    • the drain valve is routinely maintained to ensure it operates as designed
    • the bund wall is routinely maintained to ensure it is always impervious to liquids
    • pipework, valves and other equipment in the bund are routinely maintained
    • spillages of solid or liquid material within the bunded areas are cleaned up immediately
    • after rainfall, all bunds are emptied as soon as possible to maintain full capacity. Never allow rainwater to build up to a level where leaking dangerous goods can float over the top of the bund.

    Testing and disposing of bund water

    When the bund needs to be emptied, wherever practicable it should be pumped out, not emptied through a drain valve.

    Contaminated water

    If you cannot determine whether the bund water is contaminated just by looking at it, the water must be tested before it is removed from the bund.

    If a visual inspection indicates that the bund water is polluted, the concentration of the pollutants must be determined. The contaminated waters must be disposed of in a way that does not pollute the environment, such as to a liquid waste treatment facility.

    Contaminated water and wastes contained within the bund must be disposed of in a way that does not pollute waters, in accordance with the POEO Act 1997. Liquid waste must be disposed of at a liquid waste disposal facility or company, or treated to an acceptable level for discharge to the sewer with the permission of the responsible authority.

    Uncontaminated water

    Uncontaminated water contained within the bund can be used beneficially on-site for site enhancement, or directed to a grassed area to be absorbed into the ground, if this is practicable and possible.

    Disposing of contaminated soil

    If the soil has become contaminated, a decision will have to be made about how to deal with it. If the soil is to remain in situ, the degree of contamination, the proposed land use and the potential impact on groundwater will need to be assessed.

    If a decision is made to remediate the soil, the hierarchy of solutions is:

    • recover the contaminants
    • treat on-site by whatever available means
    • treat off-site
    • dispose of on-site or off-site.

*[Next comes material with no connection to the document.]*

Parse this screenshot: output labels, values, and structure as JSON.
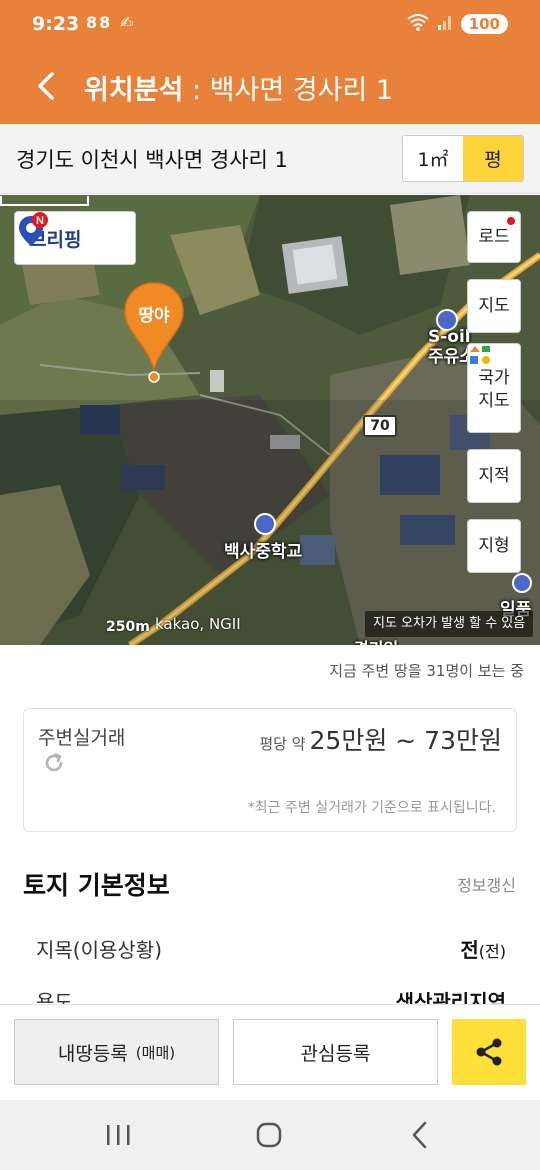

    If the soil is put in a containment facility on-site, approvals are required from the local council or the Environment Protection Authority. Record information about the location of the containment with the Local Council. If the soil is disposed of off-site, it must go to an appropriate licensed waste facility.

    Further reading

    The following standards are available from Standards Australia - phone 1300 654 646:

    AS 1940-1993 The storage and handling of flammable and combustible liquids

    AS 4326-1995 The storage and handling of oxidising agents

    AS 3780-1994 The storage and handling of corrosive substances

    AS 2507-1984 The storage and handling of pesticides

    AS/NZS 4452-1997 The storage and handling of toxic substances


    Department of Urban Affairs and Planning 1994, Best Practice Guidelines for Contaminated Water Retention and Treatment Systems, Hazardous Materials Policy Coordinating Committee, Department of Urban Affairs and Planning, Sydney

    Hard copy ($11.00) available from the Department of Planning Infrastructure and Natural Resources:

    20 Lee Street SYDNEY
    Opening hours: 9.00am to 5.00pm Monday to Friday
    t: 1300 305 695
    f: 02 9762 8701
    e: information@dipnr.nsw.gov.au


    Protection of the Environment Operations Act 1997

    Waste Avoidance and Resource Recovery Act 2001

    Dangerous Goods Regulation 1999


    AS 2865-1986 The safe working in a confined space

    AS 4081-1993 The storage, handling and transport of liquid and liquefied polyfunctional isocyanates

    AS 2714-1993 The storage and handling of hazardous chemical materials - Class 5.2 substances (organic peroxides)

Page last updated